Repeat every entry below exactly.

··· Source records

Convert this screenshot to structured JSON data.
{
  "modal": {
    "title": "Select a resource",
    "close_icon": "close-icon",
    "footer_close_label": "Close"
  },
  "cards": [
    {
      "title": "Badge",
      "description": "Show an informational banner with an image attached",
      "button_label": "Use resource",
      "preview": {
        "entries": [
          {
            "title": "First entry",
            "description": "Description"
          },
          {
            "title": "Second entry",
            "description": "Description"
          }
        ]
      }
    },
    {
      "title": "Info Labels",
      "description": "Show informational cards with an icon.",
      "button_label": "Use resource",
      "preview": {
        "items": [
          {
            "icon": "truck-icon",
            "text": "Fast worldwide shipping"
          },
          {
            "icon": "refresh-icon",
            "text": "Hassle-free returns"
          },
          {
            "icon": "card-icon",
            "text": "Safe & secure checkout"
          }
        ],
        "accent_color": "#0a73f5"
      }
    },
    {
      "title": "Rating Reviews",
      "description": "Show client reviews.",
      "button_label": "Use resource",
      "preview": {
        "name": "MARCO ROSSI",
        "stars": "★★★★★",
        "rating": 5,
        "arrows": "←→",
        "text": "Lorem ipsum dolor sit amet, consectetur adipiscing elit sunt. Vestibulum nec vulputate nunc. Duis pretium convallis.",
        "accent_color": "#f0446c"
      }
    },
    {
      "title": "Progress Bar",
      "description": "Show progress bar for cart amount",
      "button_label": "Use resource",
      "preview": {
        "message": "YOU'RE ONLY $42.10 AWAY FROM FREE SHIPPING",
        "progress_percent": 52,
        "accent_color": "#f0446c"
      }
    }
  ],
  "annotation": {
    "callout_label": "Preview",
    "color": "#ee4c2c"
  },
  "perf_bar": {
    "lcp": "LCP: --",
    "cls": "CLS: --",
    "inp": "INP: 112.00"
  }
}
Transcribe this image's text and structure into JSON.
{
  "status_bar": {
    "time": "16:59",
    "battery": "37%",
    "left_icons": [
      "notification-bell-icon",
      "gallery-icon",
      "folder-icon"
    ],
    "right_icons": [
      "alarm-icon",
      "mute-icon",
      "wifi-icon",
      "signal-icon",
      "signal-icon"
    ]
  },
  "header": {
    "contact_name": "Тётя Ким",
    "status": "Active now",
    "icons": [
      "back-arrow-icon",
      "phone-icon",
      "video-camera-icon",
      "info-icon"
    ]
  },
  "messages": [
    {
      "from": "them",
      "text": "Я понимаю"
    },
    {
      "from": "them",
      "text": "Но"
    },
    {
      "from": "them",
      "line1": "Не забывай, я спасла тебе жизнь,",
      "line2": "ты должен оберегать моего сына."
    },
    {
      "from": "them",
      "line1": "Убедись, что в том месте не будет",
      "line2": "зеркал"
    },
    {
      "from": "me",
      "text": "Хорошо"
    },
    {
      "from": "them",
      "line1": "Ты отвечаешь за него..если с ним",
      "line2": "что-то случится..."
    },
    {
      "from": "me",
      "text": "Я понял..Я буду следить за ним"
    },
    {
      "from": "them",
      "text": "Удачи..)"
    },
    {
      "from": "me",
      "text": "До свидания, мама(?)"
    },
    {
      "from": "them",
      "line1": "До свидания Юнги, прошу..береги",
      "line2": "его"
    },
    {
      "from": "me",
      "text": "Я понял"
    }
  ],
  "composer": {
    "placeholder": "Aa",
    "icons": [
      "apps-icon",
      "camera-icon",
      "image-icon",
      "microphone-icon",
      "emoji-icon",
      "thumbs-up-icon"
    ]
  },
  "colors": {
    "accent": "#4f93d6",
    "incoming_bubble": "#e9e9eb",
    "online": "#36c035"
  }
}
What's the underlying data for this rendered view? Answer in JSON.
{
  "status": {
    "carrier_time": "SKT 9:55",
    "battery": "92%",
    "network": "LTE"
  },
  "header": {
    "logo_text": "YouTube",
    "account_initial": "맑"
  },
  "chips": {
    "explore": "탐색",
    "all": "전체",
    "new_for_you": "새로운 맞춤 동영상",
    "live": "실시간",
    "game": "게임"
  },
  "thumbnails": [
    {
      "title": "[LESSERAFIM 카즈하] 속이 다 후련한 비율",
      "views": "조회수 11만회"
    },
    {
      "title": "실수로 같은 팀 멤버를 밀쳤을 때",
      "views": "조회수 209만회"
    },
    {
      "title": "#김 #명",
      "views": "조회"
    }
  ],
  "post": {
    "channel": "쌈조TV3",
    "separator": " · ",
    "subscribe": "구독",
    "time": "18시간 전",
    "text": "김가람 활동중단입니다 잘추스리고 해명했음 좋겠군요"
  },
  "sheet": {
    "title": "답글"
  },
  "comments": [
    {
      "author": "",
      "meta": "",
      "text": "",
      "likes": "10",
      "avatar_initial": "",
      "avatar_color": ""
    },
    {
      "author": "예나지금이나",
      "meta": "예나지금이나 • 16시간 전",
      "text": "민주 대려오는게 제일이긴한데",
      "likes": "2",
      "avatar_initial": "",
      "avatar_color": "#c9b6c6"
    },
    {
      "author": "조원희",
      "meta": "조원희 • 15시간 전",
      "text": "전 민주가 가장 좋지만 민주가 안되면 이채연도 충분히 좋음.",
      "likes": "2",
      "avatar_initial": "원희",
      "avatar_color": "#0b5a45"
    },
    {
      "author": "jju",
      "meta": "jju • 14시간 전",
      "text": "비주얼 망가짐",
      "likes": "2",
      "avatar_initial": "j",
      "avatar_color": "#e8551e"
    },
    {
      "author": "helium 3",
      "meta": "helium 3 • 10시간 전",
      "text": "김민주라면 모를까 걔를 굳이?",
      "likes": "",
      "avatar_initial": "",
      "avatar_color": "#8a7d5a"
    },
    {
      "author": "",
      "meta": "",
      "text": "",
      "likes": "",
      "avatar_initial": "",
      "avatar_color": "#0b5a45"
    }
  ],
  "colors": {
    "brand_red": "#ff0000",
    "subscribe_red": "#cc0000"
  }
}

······

◆ **Completed task**:
Convert this screenshot to structured JSON data.
{
  "modal": {
    "title": "Select a resource",
    "close_icon": "close-icon",
    "footer_close_label": "Close"
  },
  "cards": [
    {
      "title": "Badge",
      "description": "Show an informational banner with an image attached",
      "button_label": "Use resource",
      "preview": {
        "entries": [
          {
            "title": "First entry",
            "description": "Description"
          },
          {
            "title": "Second entry",
            "description": "Description"
          }
        ]
      }
    },
    {
      "title": "Info Labels",
      "description": "Show informational cards with an icon.",
      "button_label": "Use resource",
      "preview": {
        "items": [
          {
            "icon": "truck-icon",
            "text": "Fast worldwide shipping"
          },
          {
            "icon": "refresh-icon",
            "text": "Hassle-free returns"
          },
          {
            "icon": "card-icon",
            "text": "Safe & secure checkout"
          }
        ],
        "accent_color": "#0a73f5"
      }
    },
    {
      "title": "Rating Reviews",
      "description": "Show client reviews.",
      "button_label": "Use resource",
      "preview": {
        "name": "MARCO ROSSI",
        "stars": "★★★★★",
        "rating": 5,
        "arrows": "←→",
        "text": "Lorem ipsum dolor sit amet, consectetur adipiscing elit sunt. Vestibulum nec vulputate nunc. Duis pretium convallis.",
        "accent_color": "#f0446c"
      }
    },
    {
      "title": "Progress Bar",
      "description": "Show progress bar for cart amount",
      "button_label": "Use resource",
      "preview": {
        "message": "YOU'RE ONLY $42.10 AWAY FROM FREE SHIPPING",
        "progress_percent": 52,
        "accent_color": "#f0446c"
      }
    }
  ],
  "annotation": {
    "callout_label": "Preview",
    "color": "#ee4c2c"
  },
  "perf_bar": {
    "lcp": "LCP: --",
    "cls": "CLS: --",
    "inp": "INP: 112.00"
  }
}
Transcribe this image's text and structure into JSON.
{
  "status_bar": {
    "time": "16:59",
    "battery": "37%",
    "left_icons": [
      "notification-bell-icon",
      "gallery-icon",
      "folder-icon"
    ],
    "right_icons": [
      "alarm-icon",
      "mute-icon",
      "wifi-icon",
      "signal-icon",
      "signal-icon"
    ]
  },
  "header": {
    "contact_name": "Тётя Ким",
    "status": "Active now",
    "icons": [
      "back-arrow-icon",
      "phone-icon",
      "video-camera-icon",
      "info-icon"
    ]
  },
  "messages": [
    {
      "from": "them",
      "text": "Я понимаю"
    },
    {
      "from": "them",
      "text": "Но"
    },
    {
      "from": "them",
      "line1": "Не забывай, я спасла тебе жизнь,",
      "line2": "ты должен оберегать моего сына."
    },
    {
      "from": "them",
      "line1": "Убедись, что в том месте не будет",
      "line2": "зеркал"
    },
    {
      "from": "me",
      "text": "Хорошо"
    },
    {
      "from": "them",
      "line1": "Ты отвечаешь за него..если с ним",
      "line2": "что-то случится..."
    },
    {
      "from": "me",
      "text": "Я понял..Я буду следить за ним"
    },
    {
      "from": "them",
      "text": "Удачи..)"
    },
    {
      "from": "me",
      "text": "До свидания, мама(?)"
    },
    {
      "from": "them",
      "line1": "До свидания Юнги, прошу..береги",
      "line2": "его"
    },
    {
      "from": "me",
      "text": "Я понял"
    }
  ],
  "composer": {
    "placeholder": "Aa",
    "icons": [
      "apps-icon",
      "camera-icon",
      "image-icon",
      "microphone-icon",
      "emoji-icon",
      "thumbs-up-icon"
    ]
  },
  "colors": {
    "accent": "#4f93d6",
    "incoming_bubble": "#e9e9eb",
    "online": "#36c035"
  }
}
What's the underlying data for this rendered view? Answer in JSON.
{
  "status": {
    "carrier_time": "SKT 9:55",
    "battery": "92%",
    "network": "LTE"
  },
  "header": {
    "logo_text": "YouTube",
    "account_initial": "맑"
  },
  "chips": {
    "explore": "탐색",
    "all": "전체",
    "new_for_you": "새로운 맞춤 동영상",
    "live": "실시간",
    "game": "게임"
  },
  "thumbnails": [
    {
      "title": "[LESSERAFIM 카즈하] 속이 다 후련한 비율",
      "views": "조회수 11만회"
    },
    {
      "title": "실수로 같은 팀 멤버를 밀쳤을 때",
      "views": "조회수 209만회"
    },
    {
      "title": "#김 #명",
      "views": "조회"
    }
  ],
  "post": {
    "channel": "쌈조TV3",
    "separator": " · ",
    "subscribe": "구독",
    "time": "18시간 전",
    "text": "김가람 활동중단입니다 잘추스리고 해명했음 좋겠군요"
  },
  "sheet": {
    "title": "답글"
  },
  "comments": [
    {
      "author": "",
      "meta": "",
      "text": "",
      "likes": "10",
      "avatar_initial": "",
      "avatar_color": ""
    },
    {
      "author": "예나지금이나",
      "meta": "예나지금이나 • 16시간 전",
      "text": "민주 대려오는게 제일이긴한데",
      "likes": "2",
      "avatar_initial": "",
      "avatar_color": "#c9b6c6"
    },
    {
      "author": "조원희",
      "meta": "조원희 • 15시간 전",
      "text": "전 민주가 가장 좋지만 민주가 안되면 이채연도 충분히 좋음.",
      "likes": "2",
      "avatar_initial": "원희",
      "avatar_color": "#0b5a45"
    },
    {
      "author": "jju",
      "meta": "jju • 14시간 전",
      "text": "비주얼 망가짐",
      "likes": "2",
      "avatar_initial": "j",
      "avatar_color": "#e8551e"
    },
    {
      "author": "helium 3",
      "meta": "helium 3 • 10시간 전",
      "text": "김민주라면 모를까 걔를 굳이?",
      "likes": "",
      "avatar_initial": "",
      "avatar_color": "#8a7d5a"
    },
    {
      "author": "",
      "meta": "",
      "text": "",
      "likes": "",
      "avatar_initial": "",
      "avatar_color": "#0b5a45"
    }
  ],
  "colors": {
    "brand_red": "#ff0000",
    "subscribe_red": "#cc0000"
  }
}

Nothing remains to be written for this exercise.